What you will do: The entries are to be reproduced verbatim, and their pictures left out.

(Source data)
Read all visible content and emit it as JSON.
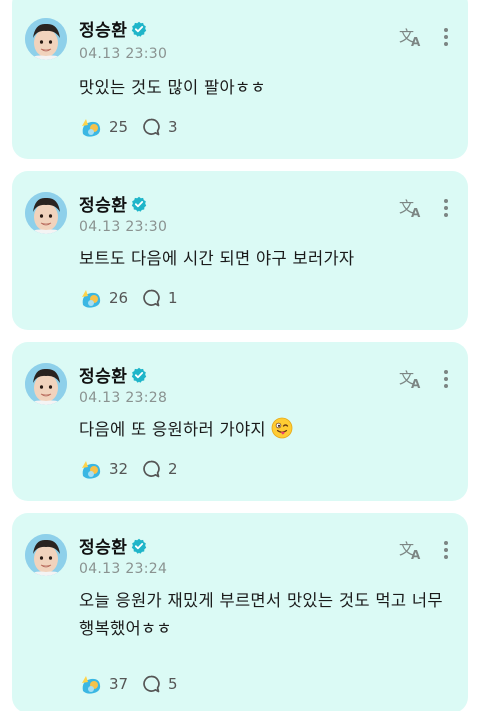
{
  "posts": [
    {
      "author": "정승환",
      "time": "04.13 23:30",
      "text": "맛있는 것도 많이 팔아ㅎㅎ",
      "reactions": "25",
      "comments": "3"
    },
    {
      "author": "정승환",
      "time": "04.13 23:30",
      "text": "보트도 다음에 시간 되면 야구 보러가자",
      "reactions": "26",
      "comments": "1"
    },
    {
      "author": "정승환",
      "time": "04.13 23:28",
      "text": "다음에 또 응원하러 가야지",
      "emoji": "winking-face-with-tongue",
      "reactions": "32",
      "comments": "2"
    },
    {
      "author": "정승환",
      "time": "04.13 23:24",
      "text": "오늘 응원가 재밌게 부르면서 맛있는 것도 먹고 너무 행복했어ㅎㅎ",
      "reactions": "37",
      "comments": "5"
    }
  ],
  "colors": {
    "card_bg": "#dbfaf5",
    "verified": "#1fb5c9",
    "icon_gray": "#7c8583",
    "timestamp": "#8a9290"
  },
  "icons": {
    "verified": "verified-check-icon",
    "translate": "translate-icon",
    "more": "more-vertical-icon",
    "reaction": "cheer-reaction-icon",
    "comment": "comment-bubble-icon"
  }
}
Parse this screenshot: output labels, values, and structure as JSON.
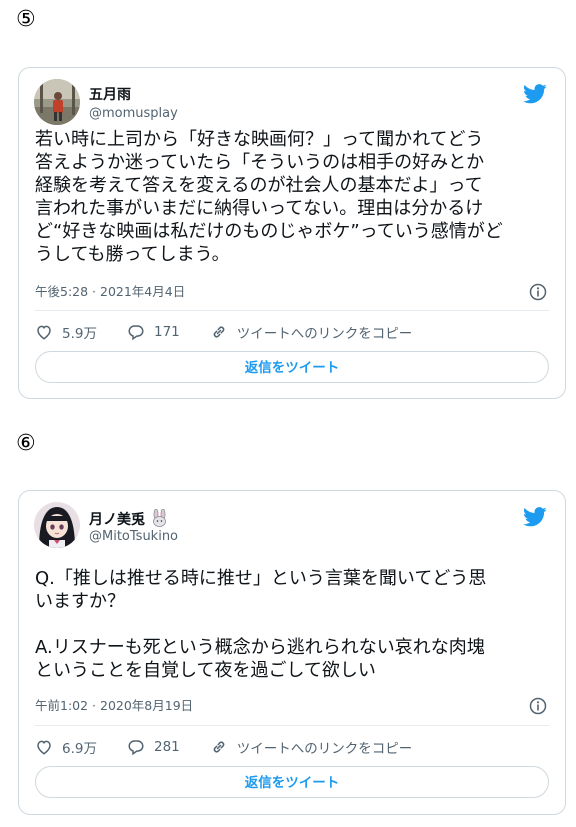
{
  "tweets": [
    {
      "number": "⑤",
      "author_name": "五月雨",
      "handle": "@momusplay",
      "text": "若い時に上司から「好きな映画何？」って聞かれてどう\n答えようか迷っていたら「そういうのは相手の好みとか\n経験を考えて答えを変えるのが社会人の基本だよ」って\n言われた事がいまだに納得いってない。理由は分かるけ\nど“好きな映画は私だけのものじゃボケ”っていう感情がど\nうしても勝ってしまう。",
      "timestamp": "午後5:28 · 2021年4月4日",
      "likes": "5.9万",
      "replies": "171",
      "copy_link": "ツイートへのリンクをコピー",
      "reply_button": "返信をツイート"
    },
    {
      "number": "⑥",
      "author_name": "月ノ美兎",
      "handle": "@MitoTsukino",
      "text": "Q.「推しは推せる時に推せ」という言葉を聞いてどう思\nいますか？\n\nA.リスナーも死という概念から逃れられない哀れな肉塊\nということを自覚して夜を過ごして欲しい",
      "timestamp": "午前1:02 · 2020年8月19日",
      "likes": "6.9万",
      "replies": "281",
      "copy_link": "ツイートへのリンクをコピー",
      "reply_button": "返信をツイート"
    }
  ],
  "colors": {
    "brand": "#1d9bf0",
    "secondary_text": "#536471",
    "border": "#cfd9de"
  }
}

Expected answer:
Read all visible content and emit it as JSON.
{
  "posts": [
    {
      "author": "정승환",
      "time": "04.13 23:30",
      "text": "맛있는 것도 많이 팔아ㅎㅎ",
      "reactions": "25",
      "comments": "3"
    },
    {
      "author": "정승환",
      "time": "04.13 23:30",
      "text": "보트도 다음에 시간 되면 야구 보러가자",
      "reactions": "26",
      "comments": "1"
    },
    {
      "author": "정승환",
      "time": "04.13 23:28",
      "text": "다음에 또 응원하러 가야지",
      "emoji": "winking-face-with-tongue",
      "reactions": "32",
      "comments": "2"
    },
    {
      "author": "정승환",
      "time": "04.13 23:24",
      "text": "오늘 응원가 재밌게 부르면서 맛있는 것도 먹고 너무 행복했어ㅎㅎ",
      "reactions": "37",
      "comments": "5"
    }
  ],
  "colors": {
    "card_bg": "#dbfaf5",
    "verified": "#1fb5c9",
    "icon_gray": "#7c8583",
    "timestamp": "#8a9290"
  },
  "icons": {
    "verified": "verified-check-icon",
    "translate": "translate-icon",
    "more": "more-vertical-icon",
    "reaction": "cheer-reaction-icon",
    "comment": "comment-bubble-icon"
  }
}
Parse this screenshot: output labels, values, and structure as JSON.
{
  "tweets": [
    {
      "number": "⑤",
      "author_name": "五月雨",
      "handle": "@momusplay",
      "text": "若い時に上司から「好きな映画何？」って聞かれてどう\n答えようか迷っていたら「そういうのは相手の好みとか\n経験を考えて答えを変えるのが社会人の基本だよ」って\n言われた事がいまだに納得いってない。理由は分かるけ\nど“好きな映画は私だけのものじゃボケ”っていう感情がど\nうしても勝ってしまう。",
      "timestamp": "午後5:28 · 2021年4月4日",
      "likes": "5.9万",
      "replies": "171",
      "copy_link": "ツイートへのリンクをコピー",
      "reply_button": "返信をツイート"
    },
    {
      "number": "⑥",
      "author_name": "月ノ美兎",
      "handle": "@MitoTsukino",
      "text": "Q.「推しは推せる時に推せ」という言葉を聞いてどう思\nいますか？\n\nA.リスナーも死という概念から逃れられない哀れな肉塊\nということを自覚して夜を過ごして欲しい",
      "timestamp": "午前1:02 · 2020年8月19日",
      "likes": "6.9万",
      "replies": "281",
      "copy_link": "ツイートへのリンクをコピー",
      "reply_button": "返信をツイート"
    }
  ],
  "colors": {
    "brand": "#1d9bf0",
    "secondary_text": "#536471",
    "border": "#cfd9de"
  }
}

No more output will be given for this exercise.